The Facts: My mother opened a joint account with my sister Jane so Jane could pay my mother’s bills. At the time of her death, my mother had $100,000 in the joint account. Jane is claiming that the money in the account is hers since she is the joint account holder. My mother always said she wanted her estate to be divided between all of her children equally. Her Will provides for equal distribution to her four children.
The Questions: Can Jane keep the money in the joint account or must she share it with me and my two brothers? If she keeps the money, is Jane also entitled to a ¼ share of the rest of my mother’s estate?
The Answer: Unfortunately for you and your brothers, unless you can prove that your mother opened the joint account solely for convenience and not as a means of transferring funds to Jane, your sister will be able to keep the money in the account. In addition, Jane will be entitled to a ¼ share of your mother’s probate estate.
Many elderly parents open joint accounts with their children for the convenience of having someone who can pay bills and access funds when the parent is unable to do so. Since jointly held property like bank accounts are not considered part of a decedent’s probate estate, the funds in such accounts generally do not pass in accordance with the decedent’s Will. As you now know, the ownership of so-called “convenience” accounts can easily become the subject of litigation when a parent dies.
If you are unable to appeal to your sister’s sense of fairness and her desire to honor your mother’s wishes, you may have no choice but to seek court intervention to resolve the question of who is entitled to the money in the joint account. The proceeding should be brought in surrogate’s court where you will claim that the joint account was created as a convenience account and that the funds in the joint account are assets of the estate. As the surviving account holder, Jane will likely argue that your mother intended for her to have the money and that the account is not an estate asset. She will base her argument upon the fact that depositing funds into a joint account constitutes prima facie evidence (evidence that seems sufficient at first glance) and a presumption of an intent to create a joint tenancy. In other words, the law states that if someone creates a joint account, it is presumed, at first glance, that they intended the joint account holder to share in the money. When a joint tenancy is created, both joint tenants have unfettered access to use the funds in the account as they please. Upon the death of a joint tenant, the assets in the account automatically become the property of the surviving joint tenant.

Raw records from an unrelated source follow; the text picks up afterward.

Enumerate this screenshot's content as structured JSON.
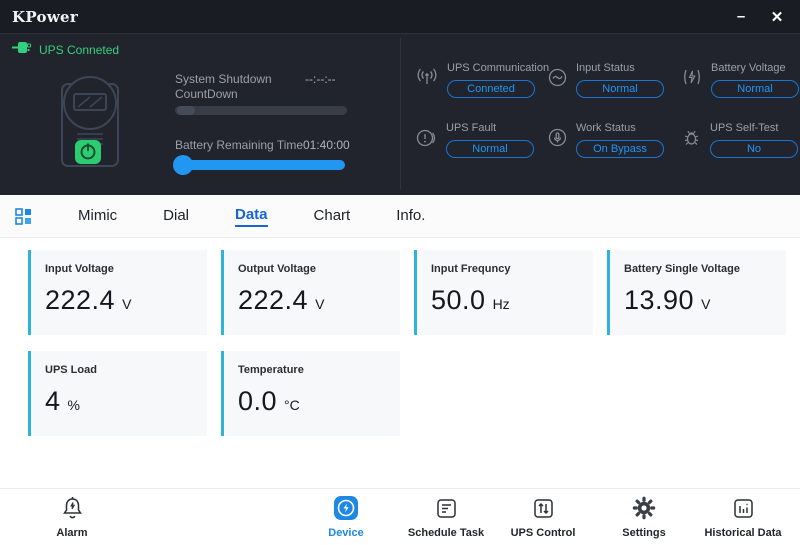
{
  "window": {
    "title": "KPower",
    "minimize_glyph": "–",
    "close_glyph": "✕"
  },
  "connection": {
    "status_text": "UPS Conneted"
  },
  "device_panel": {
    "shutdown_label": "System Shutdown CountDown",
    "shutdown_value": "--:--:--",
    "battery_label": "Battery Remaining Time",
    "battery_value": "01:40:00"
  },
  "status_grid": {
    "items": [
      {
        "icon": "antenna-icon",
        "label": "UPS Communication",
        "value": "Conneted"
      },
      {
        "icon": "sine-wave-icon",
        "label": "Input Status",
        "value": "Normal"
      },
      {
        "icon": "battery-charge-icon",
        "label": "Battery Voltage",
        "value": "Normal"
      },
      {
        "icon": "alarm-clock-icon",
        "label": "UPS Fault",
        "value": "Normal"
      },
      {
        "icon": "microphone-icon",
        "label": "Work Status",
        "value": "On Bypass"
      },
      {
        "icon": "bug-icon",
        "label": "UPS Self-Test",
        "value": "No"
      }
    ]
  },
  "tabs": {
    "items": [
      {
        "label": "Mimic",
        "active": false
      },
      {
        "label": "Dial",
        "active": false
      },
      {
        "label": "Data",
        "active": true
      },
      {
        "label": "Chart",
        "active": false
      },
      {
        "label": "Info.",
        "active": false
      }
    ]
  },
  "cards": [
    {
      "label": "Input Voltage",
      "value": "222.4",
      "unit": "V"
    },
    {
      "label": "Output Voltage",
      "value": "222.4",
      "unit": "V"
    },
    {
      "label": "Input Frequncy",
      "value": "50.0",
      "unit": "Hz"
    },
    {
      "label": "Battery Single Voltage",
      "value": "13.90",
      "unit": "V"
    },
    {
      "label": "UPS Load",
      "value": "4",
      "unit": "%"
    },
    {
      "label": "Temperature",
      "value": "0.0",
      "unit": "°C"
    }
  ],
  "bottom_nav": {
    "items": [
      {
        "icon": "alarm-bell-icon",
        "label": "Alarm",
        "active": false
      },
      {
        "icon": "device-bolt-icon",
        "label": "Device",
        "active": true
      },
      {
        "icon": "schedule-list-icon",
        "label": "Schedule Task",
        "active": false
      },
      {
        "icon": "control-sliders-icon",
        "label": "UPS Control",
        "active": false
      },
      {
        "icon": "gear-icon",
        "label": "Settings",
        "active": false
      },
      {
        "icon": "bar-chart-icon",
        "label": "Historical Data",
        "active": false
      }
    ]
  },
  "colors": {
    "accent_blue": "#2196f3",
    "active_tab_blue": "#1565d6",
    "card_border_cyan": "#2db4d8",
    "connected_green": "#35d07f",
    "panel_dark": "#21242c",
    "titlebar_dark": "#191c23"
  }
}
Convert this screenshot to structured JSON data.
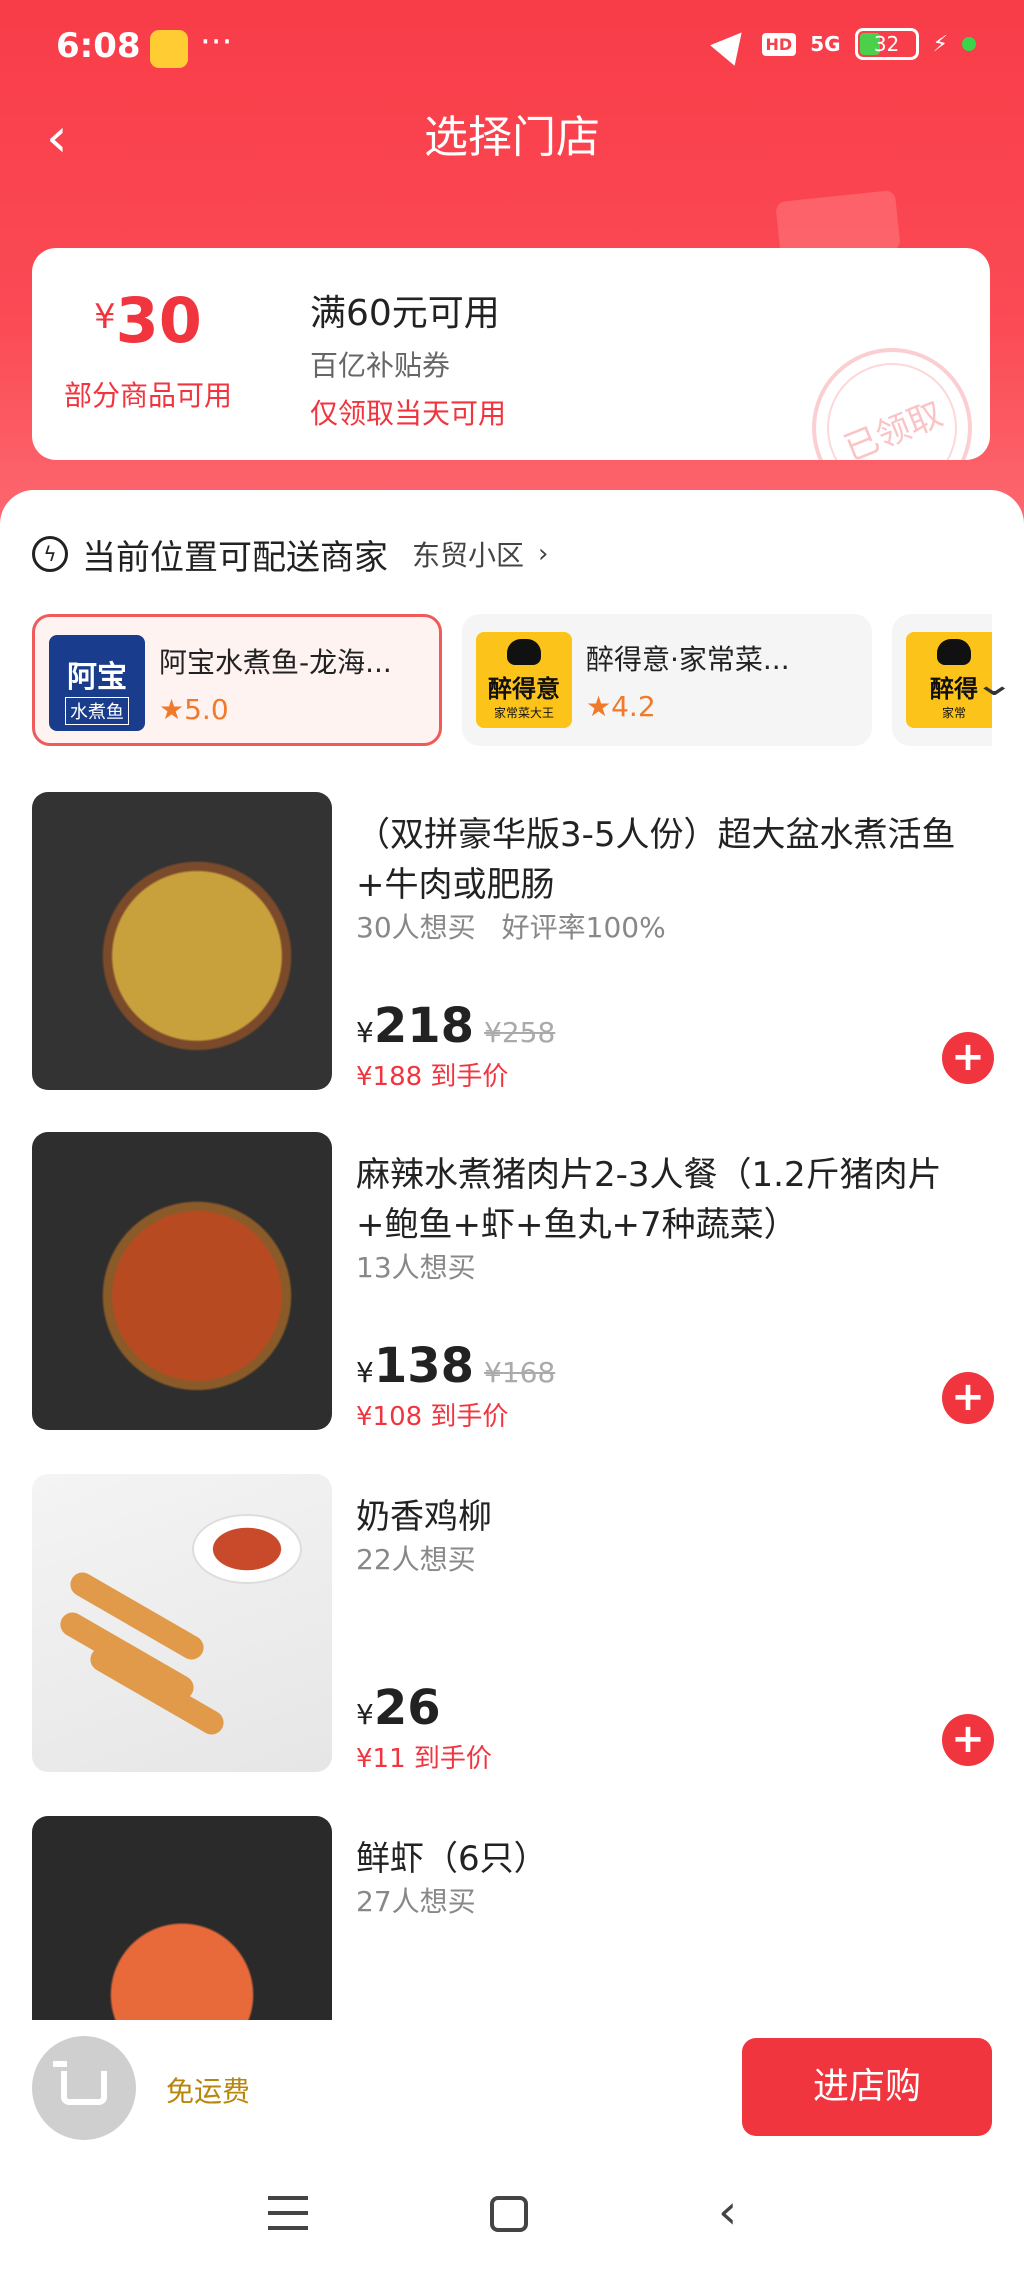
{
  "status_bar": {
    "time": "6:08",
    "dots": "···",
    "hd": "HD",
    "network": "5G",
    "battery": "32"
  },
  "header": {
    "title": "选择门店"
  },
  "coupon": {
    "currency": "¥",
    "amount": "30",
    "scope": "部分商品可用",
    "condition": "满60元可用",
    "kind": "百亿补贴券",
    "limit": "仅领取当天可用",
    "stamp": "已领取"
  },
  "location": {
    "title": "当前位置可配送商家",
    "area": "东贸小区",
    "chevron": "›"
  },
  "stores": [
    {
      "name": "阿宝水煮鱼-龙海...",
      "rating": "5.0",
      "logo_big": "阿宝",
      "logo_small": "水煮鱼"
    },
    {
      "name": "醉得意·家常菜...",
      "rating": "4.2",
      "logo_big": "醉得意",
      "logo_small": "家常菜大王"
    },
    {
      "name": "",
      "rating": "",
      "logo_big": "醉得",
      "logo_small": "家常"
    }
  ],
  "products": [
    {
      "name": "（双拼豪华版3-5人份）超大盆水煮活鱼+牛肉或肥肠",
      "wants": "30人想买",
      "praise": "好评率100%",
      "price": "218",
      "orig": "¥258",
      "hand_price": "¥188 到手价"
    },
    {
      "name": "麻辣水煮猪肉片2-3人餐（1.2斤猪肉片+鲍鱼+虾+鱼丸+7种蔬菜）",
      "wants": "13人想买",
      "praise": "",
      "price": "138",
      "orig": "¥168",
      "hand_price": "¥108 到手价"
    },
    {
      "name": "奶香鸡柳",
      "wants": "22人想买",
      "praise": "",
      "price": "26",
      "orig": "",
      "hand_price": "¥11 到手价"
    },
    {
      "name": "鲜虾（6只）",
      "wants": "27人想买",
      "praise": "",
      "price": "",
      "orig": "",
      "hand_price": ""
    }
  ],
  "bottom": {
    "free_shipping": "免运费",
    "enter_store": "进店购"
  },
  "icons": {
    "star": "★",
    "add": "+",
    "back": "‹",
    "expand": "⌄"
  }
}
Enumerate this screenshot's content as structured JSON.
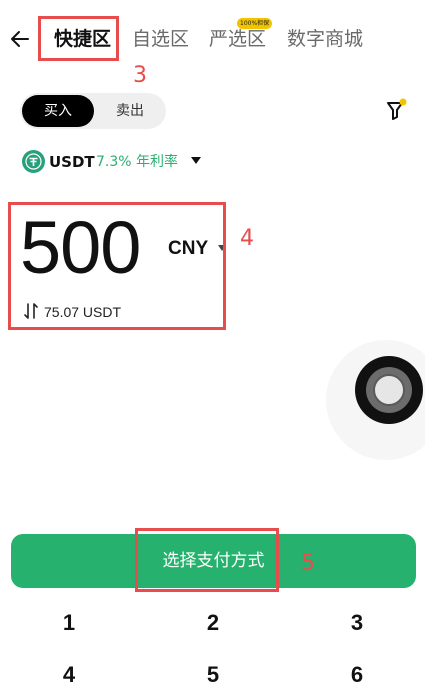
{
  "header": {
    "tabs": [
      {
        "label": "快捷区"
      },
      {
        "label": "自选区"
      },
      {
        "label": "严选区",
        "badge": "100%担保"
      },
      {
        "label": "数字商城"
      }
    ]
  },
  "annotations": [
    "3",
    "4",
    "5"
  ],
  "trade_toggle": {
    "buy": "买入",
    "sell": "卖出"
  },
  "coin": {
    "name": "USDT",
    "rate": "7.3% 年利率"
  },
  "amount": {
    "value": "500",
    "currency": "CNY",
    "converted": "75.07 USDT"
  },
  "pay_button": "选择支付方式",
  "keypad": {
    "row1": [
      "1",
      "2",
      "3"
    ],
    "row2": [
      "4",
      "5",
      "6"
    ]
  },
  "colors": {
    "accent": "#27b16f",
    "annotation": "#e84d4d",
    "badge": "#f2c400"
  }
}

Although Jane has prima facie evidence creating the presumption that your mother intended to share the money in the account with Jane, such evidence can be rebutted or disproven with contrary evidence. In the context of the litigation you have the opportunity to try to convince the court that the joint account was simply a convenience account. To do so, you must provide the court with direct proof that your mother did not intend to create a joint tenancy or substantial circumstantial proof that the joint account was opened solely as a convenience. Such proof may include a note from your mother about her reasons for putting your sister’s name on the account, a writing from your sister in which she acknowledges that the account was a convenience account or some reference to the account in your mother’s Will which explicitly states that the account is to be considered an estate asset. Testimony from disinterested parties about your mother’s intent with respect to the funds in the account may also be helpful. If you are able to rebut the presumption relied upon by Jane, the court will likely direct Jane to divide the funds in the account into four equal shares and to distribute one share each to you and your brothers. If you do not prevail, Jane will be allowed to keep the $100,000 and to claim her ¼ share of your mother’s probate estate.
Keep in mind that the type of litigation discussed here can be avoided if the intent of the parent creating the joint account is well documented and the child whose name appears on the account acknowledges that the joint account was opened solely as a “convenience” and not with an intent to create a joint tenancy. Proper legal advise is often useful in ensuring such an outcome.
This article first appeared in the November 10, 2011 issue of the Times Beacon Record Newspapers.
Linda M. Toga of The Law Offices of Linda M. Toga, P.C. is an East Setauket, New York attorney with a general law practice focusing on estate planning, real estate, marital planning, small business services and litigation.